[EXTRACTED DATA — start]

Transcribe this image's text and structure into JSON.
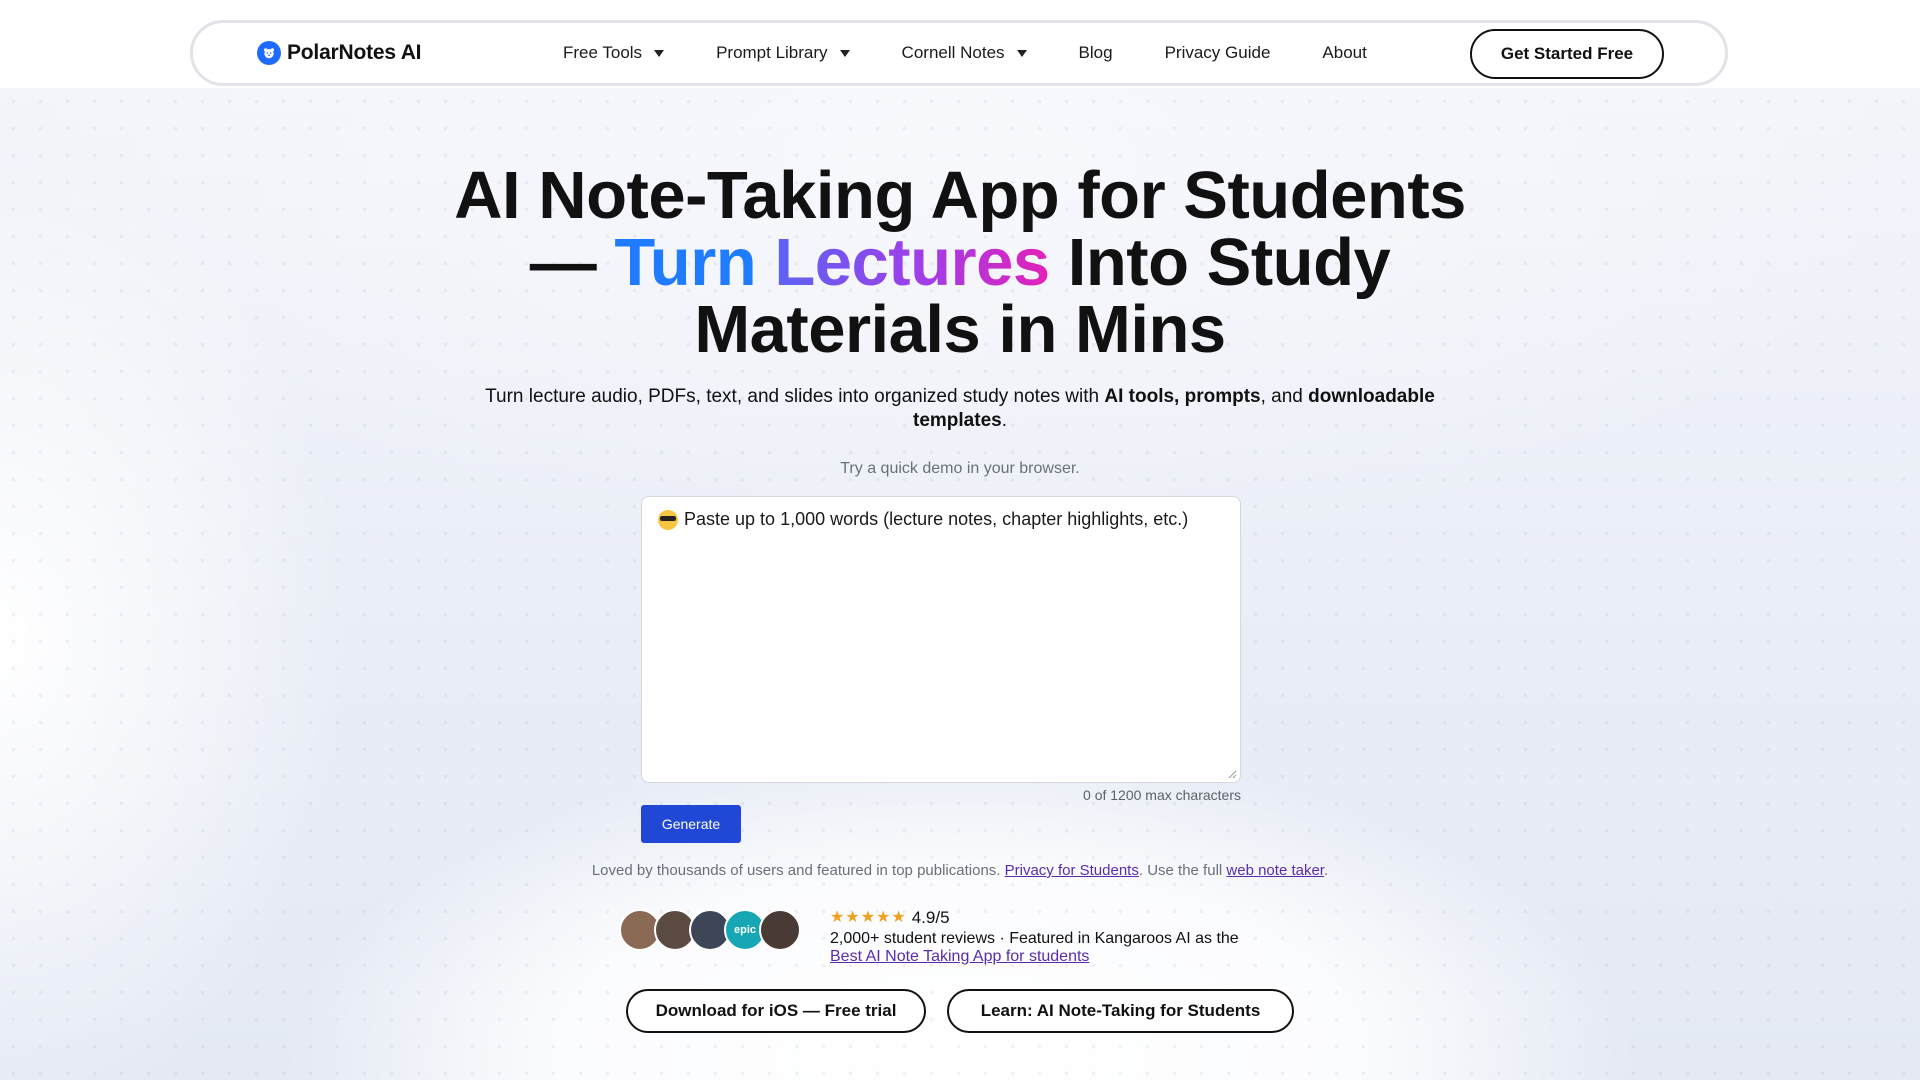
{
  "nav": {
    "logo_text": "PolarNotes AI",
    "items": [
      {
        "label": "Free Tools",
        "dropdown": true
      },
      {
        "label": "Prompt Library",
        "dropdown": true
      },
      {
        "label": "Cornell Notes",
        "dropdown": true
      },
      {
        "label": "Blog",
        "dropdown": false
      },
      {
        "label": "Privacy Guide",
        "dropdown": false
      },
      {
        "label": "About",
        "dropdown": false
      }
    ],
    "cta_label": "Get Started Free"
  },
  "hero": {
    "title_line1": "AI Note-Taking App for Students",
    "title_line2_prefix": "— ",
    "title_line2_word1": "Turn",
    "title_line2_word2": "Lectures",
    "title_line2_suffix": " Into Study",
    "title_line3": "Materials in Mins",
    "subtitle_part1": "Turn lecture audio, PDFs, text, and slides into organized study notes with ",
    "subtitle_bold1": "AI tools, prompts",
    "subtitle_part2": ", and ",
    "subtitle_bold2": "downloadable templates",
    "subtitle_part3": "."
  },
  "demo": {
    "hint": "Try a quick demo in your browser.",
    "placeholder": "Paste up to 1,000 words (lecture notes, chapter highlights, etc.)",
    "char_count": "0 of 1200 max characters",
    "generate_label": "Generate"
  },
  "loved": {
    "text1": "Loved by thousands of users and featured in top publications. ",
    "link1": "Privacy for Students",
    "text2": ". Use the full ",
    "link2": "web note taker",
    "text3": "."
  },
  "social": {
    "avatars": [
      {
        "name": "avatar-1",
        "color": "#8a6a55",
        "label": ""
      },
      {
        "name": "avatar-2",
        "color": "#5b4a42",
        "label": ""
      },
      {
        "name": "avatar-3",
        "color": "#3d4656",
        "label": ""
      },
      {
        "name": "avatar-4",
        "color": "#17a7b4",
        "label": "epic"
      },
      {
        "name": "avatar-5",
        "color": "#4a3a36",
        "label": ""
      }
    ],
    "stars": 5,
    "rating": "4.9/5",
    "reviews_text": "2,000+ student reviews · Featured in Kangaroos AI as the",
    "reviews_link": "Best AI Note Taking App for students"
  },
  "buttons": {
    "ios_label": "Download for iOS — Free trial",
    "learn_label": "Learn: AI Note-Taking for Students"
  },
  "colors": {
    "brand_blue": "#1f6bff",
    "generate_blue": "#2147d6",
    "link_purple": "#5a2bb0",
    "star_gold": "#f0a020"
  }
}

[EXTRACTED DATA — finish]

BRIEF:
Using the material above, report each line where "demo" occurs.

SOLUTION FOR THIS TASK:
  "demo": {
    "hint": "Try a quick demo in your browser.",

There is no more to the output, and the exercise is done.